Dataset records: Begin

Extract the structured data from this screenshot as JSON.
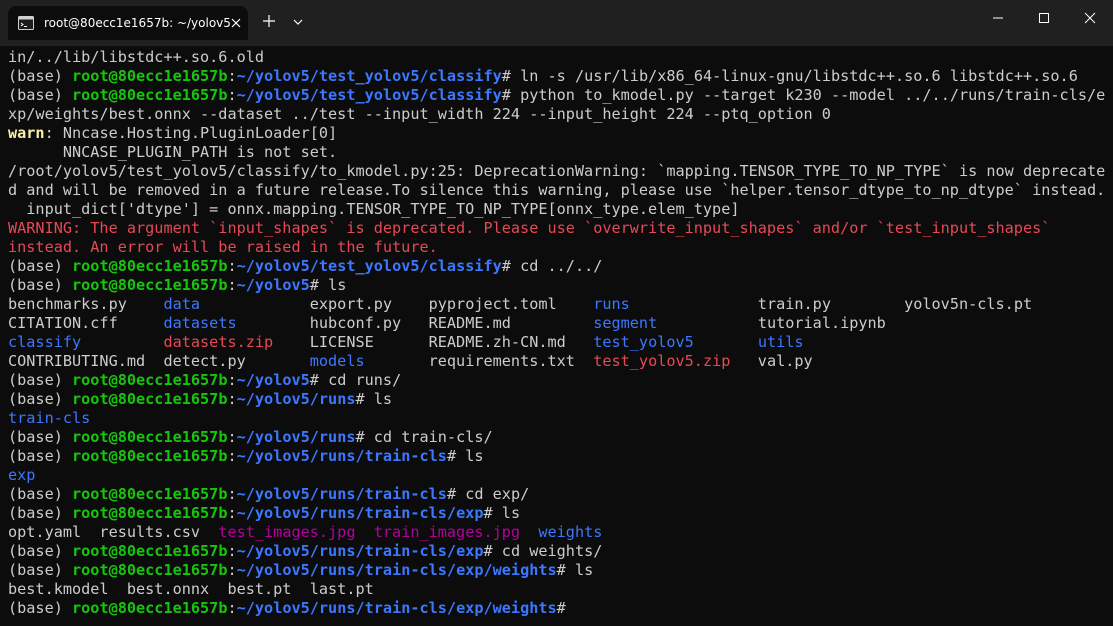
{
  "window": {
    "tab_title": "root@80ecc1e1657b: ~/yolov5"
  },
  "colors": {
    "background": "#0c0c0c",
    "titlebar": "#202020",
    "green": "#16c60c",
    "blue": "#3b78ff",
    "red": "#e74856",
    "magenta": "#b4009e",
    "yellow": "#f9f1a5",
    "text": "#cccccc"
  },
  "icons": {
    "tab": "terminal-icon",
    "close_tab": "close-icon",
    "new_tab": "plus-icon",
    "dropdown": "chevron-down-icon",
    "minimize": "minimize-icon",
    "maximize": "maximize-icon",
    "close_window": "close-icon"
  },
  "terminal": {
    "lines": [
      [
        {
          "t": "in/../lib/libstdc++.so.6.old",
          "c": "w"
        }
      ],
      [
        {
          "t": "(base) ",
          "c": "w"
        },
        {
          "t": "root@80ecc1e1657b",
          "c": "g"
        },
        {
          "t": ":",
          "c": "w"
        },
        {
          "t": "~/yolov5/test_yolov5/classify",
          "c": "b"
        },
        {
          "t": "# ln -s /usr/lib/x86_64-linux-gnu/libstdc++.so.6 libstdc++.so.6",
          "c": "w"
        }
      ],
      [
        {
          "t": "(base) ",
          "c": "w"
        },
        {
          "t": "root@80ecc1e1657b",
          "c": "g"
        },
        {
          "t": ":",
          "c": "w"
        },
        {
          "t": "~/yolov5/test_yolov5/classify",
          "c": "b"
        },
        {
          "t": "# python to_kmodel.py --target k230 --model ../../runs/train-cls/e",
          "c": "w"
        }
      ],
      [
        {
          "t": "xp/weights/best.onnx --dataset ../test --input_width 224 --input_height 224 --ptq_option 0",
          "c": "w"
        }
      ],
      [
        {
          "t": "warn",
          "c": "y"
        },
        {
          "t": ": Nncase.Hosting.PluginLoader[0]",
          "c": "w"
        }
      ],
      [
        {
          "t": "      NNCASE_PLUGIN_PATH is not set.",
          "c": "w"
        }
      ],
      [
        {
          "t": "/root/yolov5/test_yolov5/classify/to_kmodel.py:25: DeprecationWarning: `mapping.TENSOR_TYPE_TO_NP_TYPE` is now deprecate",
          "c": "w"
        }
      ],
      [
        {
          "t": "d and will be removed in a future release.To silence this warning, please use `helper.tensor_dtype_to_np_dtype` instead.",
          "c": "w"
        }
      ],
      [
        {
          "t": "  input_dict['dtype'] = onnx.mapping.TENSOR_TYPE_TO_NP_TYPE[onnx_type.elem_type]",
          "c": "w"
        }
      ],
      [
        {
          "t": "WARNING: The argument `input_shapes` is deprecated. Please use `overwrite_input_shapes` and/or `test_input_shapes`",
          "c": "r"
        }
      ],
      [
        {
          "t": "instead. An error will be raised in the future.",
          "c": "r"
        }
      ],
      [
        {
          "t": "(base) ",
          "c": "w"
        },
        {
          "t": "root@80ecc1e1657b",
          "c": "g"
        },
        {
          "t": ":",
          "c": "w"
        },
        {
          "t": "~/yolov5/test_yolov5/classify",
          "c": "b"
        },
        {
          "t": "# cd ../../",
          "c": "w"
        }
      ],
      [
        {
          "t": "(base) ",
          "c": "w"
        },
        {
          "t": "root@80ecc1e1657b",
          "c": "g"
        },
        {
          "t": ":",
          "c": "w"
        },
        {
          "t": "~/yolov5",
          "c": "b"
        },
        {
          "t": "# ls",
          "c": "w"
        }
      ],
      [
        {
          "t": "benchmarks.py    ",
          "c": "w"
        },
        {
          "t": "data",
          "c": "bb"
        },
        {
          "t": "            export.py    pyproject.toml    ",
          "c": "w"
        },
        {
          "t": "runs",
          "c": "bb"
        },
        {
          "t": "              train.py        yolov5n-cls.pt",
          "c": "w"
        }
      ],
      [
        {
          "t": "CITATION.cff     ",
          "c": "w"
        },
        {
          "t": "datasets",
          "c": "bb"
        },
        {
          "t": "        hubconf.py   README.md         ",
          "c": "w"
        },
        {
          "t": "segment",
          "c": "bb"
        },
        {
          "t": "           tutorial.ipynb",
          "c": "w"
        }
      ],
      [
        {
          "t": "classify",
          "c": "bb"
        },
        {
          "t": "         ",
          "c": "w"
        },
        {
          "t": "datasets.zip",
          "c": "rb"
        },
        {
          "t": "    LICENSE      README.zh-CN.md   ",
          "c": "w"
        },
        {
          "t": "test_yolov5",
          "c": "bb"
        },
        {
          "t": "       ",
          "c": "w"
        },
        {
          "t": "utils",
          "c": "bb"
        }
      ],
      [
        {
          "t": "CONTRIBUTING.md  detect.py       ",
          "c": "w"
        },
        {
          "t": "models",
          "c": "bb"
        },
        {
          "t": "       requirements.txt  ",
          "c": "w"
        },
        {
          "t": "test_yolov5.zip",
          "c": "rb"
        },
        {
          "t": "   val.py",
          "c": "w"
        }
      ],
      [
        {
          "t": "(base) ",
          "c": "w"
        },
        {
          "t": "root@80ecc1e1657b",
          "c": "g"
        },
        {
          "t": ":",
          "c": "w"
        },
        {
          "t": "~/yolov5",
          "c": "b"
        },
        {
          "t": "# cd runs/",
          "c": "w"
        }
      ],
      [
        {
          "t": "(base) ",
          "c": "w"
        },
        {
          "t": "root@80ecc1e1657b",
          "c": "g"
        },
        {
          "t": ":",
          "c": "w"
        },
        {
          "t": "~/yolov5/runs",
          "c": "b"
        },
        {
          "t": "# ls",
          "c": "w"
        }
      ],
      [
        {
          "t": "train-cls",
          "c": "bb"
        }
      ],
      [
        {
          "t": "(base) ",
          "c": "w"
        },
        {
          "t": "root@80ecc1e1657b",
          "c": "g"
        },
        {
          "t": ":",
          "c": "w"
        },
        {
          "t": "~/yolov5/runs",
          "c": "b"
        },
        {
          "t": "# cd train-cls/",
          "c": "w"
        }
      ],
      [
        {
          "t": "(base) ",
          "c": "w"
        },
        {
          "t": "root@80ecc1e1657b",
          "c": "g"
        },
        {
          "t": ":",
          "c": "w"
        },
        {
          "t": "~/yolov5/runs/train-cls",
          "c": "b"
        },
        {
          "t": "# ls",
          "c": "w"
        }
      ],
      [
        {
          "t": "exp",
          "c": "bb"
        }
      ],
      [
        {
          "t": "(base) ",
          "c": "w"
        },
        {
          "t": "root@80ecc1e1657b",
          "c": "g"
        },
        {
          "t": ":",
          "c": "w"
        },
        {
          "t": "~/yolov5/runs/train-cls",
          "c": "b"
        },
        {
          "t": "# cd exp/",
          "c": "w"
        }
      ],
      [
        {
          "t": "(base) ",
          "c": "w"
        },
        {
          "t": "root@80ecc1e1657b",
          "c": "g"
        },
        {
          "t": ":",
          "c": "w"
        },
        {
          "t": "~/yolov5/runs/train-cls/exp",
          "c": "b"
        },
        {
          "t": "# ls",
          "c": "w"
        }
      ],
      [
        {
          "t": "opt.yaml  results.csv  ",
          "c": "w"
        },
        {
          "t": "test_images.jpg",
          "c": "m"
        },
        {
          "t": "  ",
          "c": "w"
        },
        {
          "t": "train_images.jpg",
          "c": "m"
        },
        {
          "t": "  ",
          "c": "w"
        },
        {
          "t": "weights",
          "c": "bb"
        }
      ],
      [
        {
          "t": "(base) ",
          "c": "w"
        },
        {
          "t": "root@80ecc1e1657b",
          "c": "g"
        },
        {
          "t": ":",
          "c": "w"
        },
        {
          "t": "~/yolov5/runs/train-cls/exp",
          "c": "b"
        },
        {
          "t": "# cd weights/",
          "c": "w"
        }
      ],
      [
        {
          "t": "(base) ",
          "c": "w"
        },
        {
          "t": "root@80ecc1e1657b",
          "c": "g"
        },
        {
          "t": ":",
          "c": "w"
        },
        {
          "t": "~/yolov5/runs/train-cls/exp/weights",
          "c": "b"
        },
        {
          "t": "# ls",
          "c": "w"
        }
      ],
      [
        {
          "t": "best.kmodel  best.onnx  best.pt  last.pt",
          "c": "w"
        }
      ],
      [
        {
          "t": "(base) ",
          "c": "w"
        },
        {
          "t": "root@80ecc1e1657b",
          "c": "g"
        },
        {
          "t": ":",
          "c": "w"
        },
        {
          "t": "~/yolov5/runs/train-cls/exp/weights",
          "c": "b"
        },
        {
          "t": "#",
          "c": "w"
        }
      ]
    ]
  }
}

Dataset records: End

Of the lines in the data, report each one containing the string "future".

          "t": "d and will be removed in a future release.To silence this warning, please use `helper.tensor_dtype_to_np_dtype` instead.",
          "t": "instead. An error will be raised in the future.",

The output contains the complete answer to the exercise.